GAINESVILLE, FLA. -- A mutant form of an unassuming microbe deals a blow to colon cancer, University of Florida scientists have discovered.
The special bacteria halted abnormal inflammation, reduced precancerous growths and reversed progression of severe cancerous lesions in the large intestines of mice.
The findings appeared this month in the Proceedings of the National Academy of Sciences.
For years researchers have understood that uncontrolled inflammation in the large intestine can result in various diseases, including colon cancer and inflammatory bowel diseases.
The new study focused on understanding how to curb immune system processes in the gut that lead to harmful inflammation.
Some inflammation in the gut is a good thing, as it serves to keep the body's immune system in top disease-fighting shape.
Under stress, however, the immune system overreacts with a cascade of inflammation-causing reactions.
That can lead to afflictions in which the immune system attacks instead of protects the body. It can even cause colon cancer.
U-F researchers had previously demonstrated that a genetically modified form of the beneficial bacterium 'Lactobacillus acidophilus' can bring overactive immune responses back to normal.
They have now found that proteins on the surface of the bacteria can act on the immune system to either cause inflammation in the gut or tune it down.

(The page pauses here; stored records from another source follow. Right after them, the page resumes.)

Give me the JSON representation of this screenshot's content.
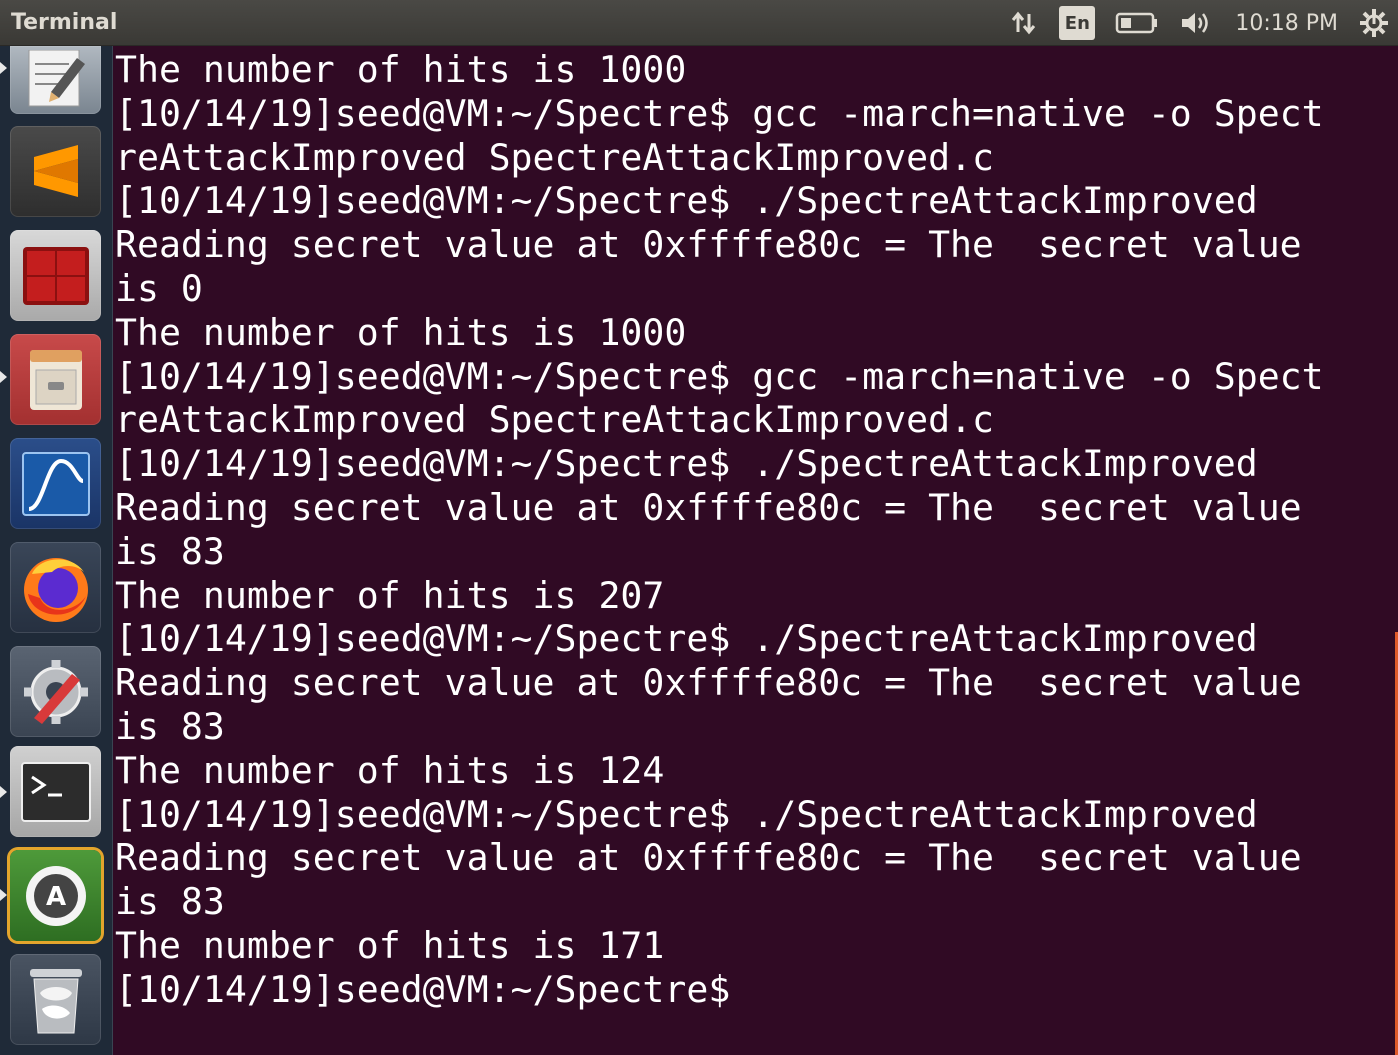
{
  "topbar": {
    "title": "Terminal",
    "keyboard_layout": "En",
    "clock": "10:18 PM"
  },
  "launcher": {
    "items": [
      {
        "name": "text-editor",
        "icon": "text-editor-icon"
      },
      {
        "name": "sublime-text",
        "icon": "sublime-text-icon"
      },
      {
        "name": "terminator",
        "icon": "terminator-icon"
      },
      {
        "name": "file-cabinet",
        "icon": "file-cabinet-icon"
      },
      {
        "name": "wireshark",
        "icon": "wireshark-icon"
      },
      {
        "name": "firefox",
        "icon": "firefox-icon"
      },
      {
        "name": "system-settings",
        "icon": "settings-icon"
      },
      {
        "name": "terminal",
        "icon": "terminal-icon"
      },
      {
        "name": "software-updater",
        "icon": "software-updater-icon"
      },
      {
        "name": "trash",
        "icon": "trash-icon"
      }
    ]
  },
  "terminal": {
    "lines": [
      "The number of hits is 1000",
      "[10/14/19]seed@VM:~/Spectre$ gcc -march=native -o Spect",
      "reAttackImproved SpectreAttackImproved.c",
      "[10/14/19]seed@VM:~/Spectre$ ./SpectreAttackImproved",
      "Reading secret value at 0xffffe80c = The  secret value",
      "is 0",
      "The number of hits is 1000",
      "[10/14/19]seed@VM:~/Spectre$ gcc -march=native -o Spect",
      "reAttackImproved SpectreAttackImproved.c",
      "[10/14/19]seed@VM:~/Spectre$ ./SpectreAttackImproved",
      "Reading secret value at 0xffffe80c = The  secret value",
      "is 83",
      "The number of hits is 207",
      "[10/14/19]seed@VM:~/Spectre$ ./SpectreAttackImproved",
      "Reading secret value at 0xffffe80c = The  secret value",
      "is 83",
      "The number of hits is 124",
      "[10/14/19]seed@VM:~/Spectre$ ./SpectreAttackImproved",
      "Reading secret value at 0xffffe80c = The  secret value",
      "is 83",
      "The number of hits is 171",
      "[10/14/19]seed@VM:~/Spectre$"
    ]
  },
  "colors": {
    "terminal_bg": "#300a24",
    "terminal_fg": "#ffffff",
    "topbar_bg": "#3c3b37",
    "launcher_bg": "#1f2a38"
  }
}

The researchers removed an inflammation-causing gene from the bacterium, and the result was a form of the bacteria that was even better at controlling disease-causing inflammation.
Researchers further discovered that mice with severe cases of polyps and cancerous intestinal lesions that were fed the modified bacteria had significantly reduced numbers of colon polyps compared with untreated mice, and showed no signs of active colon cancer or disease-causing inflammation.
The modified bacteria are easy and cost-effective to produce.
Researchers say that, eventually, a treatment for humans could be a pill that can be taken by mouth.
Patients could receive the beneficial bacterial treatment in combination with surgery or other therapies.